The Root Cause of Your Thyroid Imbalance
I bet your doctor never told you that your gut could be the source of your thyroid problem? Yep me neither. It took me years to figure it out on my own, so let me save you some time addressing the root cause of thyroid imbalance.
First, let’s talk about the gut-what is it, where is it really, and how in the world does it affect my thyroid?
So What Exactly is Your Gut?
The “gut” could include all parts of the digestive system from the mouth to the tailpipe, but usually, the gut refers to the intestines. The small intestine absorbs food; the large intestine harbors beneficial bacteria, which help to further digest food, produce vitamins, and support the immune system. 70% of what we think of as the “immune system” is found in specialized tissue called GALT in the intestines. Additionally, thyroid hormone is activated or converted partially in the gut, so when we say the gut is vital to optimal health, this is why—the gut is literally connected to all our other body systems, and a breakdown in the delicate intestinal lining has a broad ripple effect on pretty much all other areas of the body, including the thyroid. And the kicker is that when a new imbalance is created, it worsens or perpetuates thyroid imbalance.
For example, if bad bacteria overgrow in the gut (as a result of antibiotic use and/or a diet consisting of moderate to high sugar and alcohol), not only does the thyroid suffer as a result of poor absorption and leaky gut, but then a hypothyroid condition can then lead to constipation, poor bile flow from the gallbladder, or low stomach acid (hypochlorhydria). And the vicious cycle continues: low thyroid function makes gut-healing difficult, and a leaky gut suppresses thyroid function.
Wait, Do I Need Medication for My Thyroid?
Yes, you may need medicine for the thyroid if the damage has been done or you didn’t know all of this before starting a prescription. That is okay! I have been on medicine at three different times in my life (which I hated), but I knew it just meant that I needed to keep working on the root cause if I was ever to be truly well. As I write this, I have been medication-free for about three years, and as long as I don’t have any more babies (definitely not in the plan!) or let my stress get out of control, I think I’m in the clear! And even if you have to keep taking a prescription forever, that’s okay too, but remember to check in with your other hormones (especially the adrenals!) and be kind to your gut as there may be ongoing sensitivity to the imbalance in those areas. Work with a knowledgeable practitioner who understands these relationships to make sure thyroid medication isn’t covering up underlying issues. Remember, medication is an artificial substitute—it doesn’t actually fix anything.
How Does Diet Relate to Thyroid Imbalance?
Of course, nutrition is extremely important as well in addressing thyroid imbalance, especially Hashimoto’s (autoimmune hypothyroid). If you have been told you have low thyroid function but don’t know if you’ve been tested for Hashimoto’s, ask your doctor to test your antibodies or find a new doctor who will.

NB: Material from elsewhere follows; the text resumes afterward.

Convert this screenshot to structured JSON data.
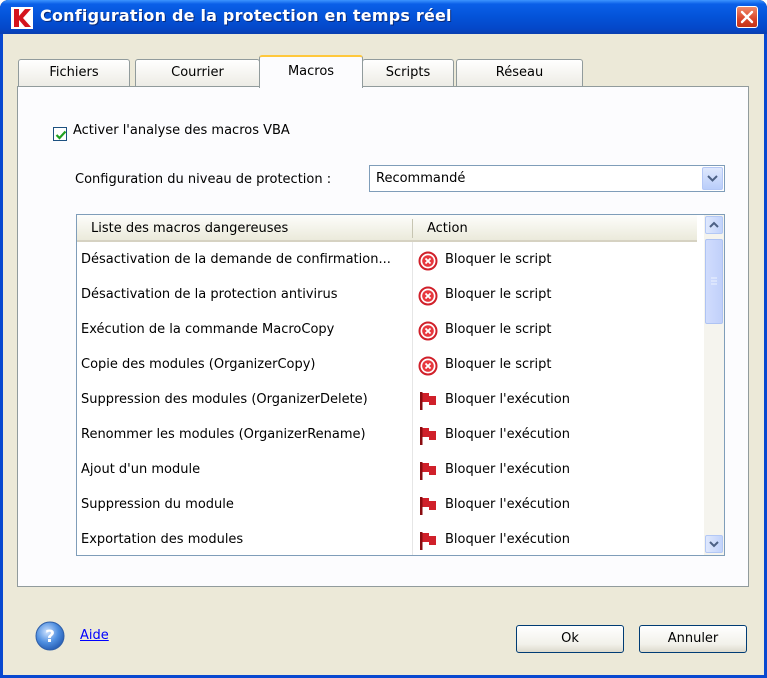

Haven’t heard of Hashimoto’s before? I got you! Click here for more information on Hashimoto’s and a Healthy Thyroid.
The same nutrition plan may not work for everyone, but there are some common nutrition themes to consider with thyroid disease:
Digestive issues: constipation, nausea -esp after eating meat or high-fat or fried foods, and fatigue after eating protein might be a sign of thyroid disease. Balanced meals with fiber and healthy fats are very important in mitigating these issues, but sometimes supplements are needed at least temporarily until thyroid function is stable. Don’t assume removing a food is the long-term answer—dig deeper and fix the gut so that you can maintain a widely varied diet.
Carbs: Several studies have shown that thyroid hormone levels decline with a ketogenic or carb-restricted diet. Instead of extreme diets, first consider high-fiber, whole-food carbs like starchy vegetables and fruit (legumes and grains too if you can tolerate) to balance blood sugar and support a healthy weight without triggering inflammation or suppressing thyroid function.
Gluten may not be your friend: I’m not saying everyone should be gluten-free, but if thyroid antibodies are elevated such, as in the case of Hashimoto’s, gluten may be a partial contributor. Several studies have highlighted this relationship, and I have seen many clients reduce their Hashimoto’s antibodies by removing gluten from the diet. There are also studies of gallbladder dysfunction related to non-celiac gluten sensitivity.
Other Food Sensitivities: soy and canola are usually no Bueno for Hashimoto’s sufferers. Like gluten, they usually aggravate inflammation and may suppress thyroid function.
Next Step: Start Simple
There are many diet options for Hashimoto’s and hypothyroid sufferers. I recommend starting simple with the above suggestions first, and then if inflammation doesn’t respond, a more aggressive short-term approach may be warranted. And in the meantime, don’t stop chasing down the root cause of any gut imbalance because it does matter, and it impacts every other aspect of health.
Need extra help with starting simple? Shoot me a message or check out @carolinafunctionalnutrition instagram for more great tips on achieving a healthy, happy, and functional thyroid!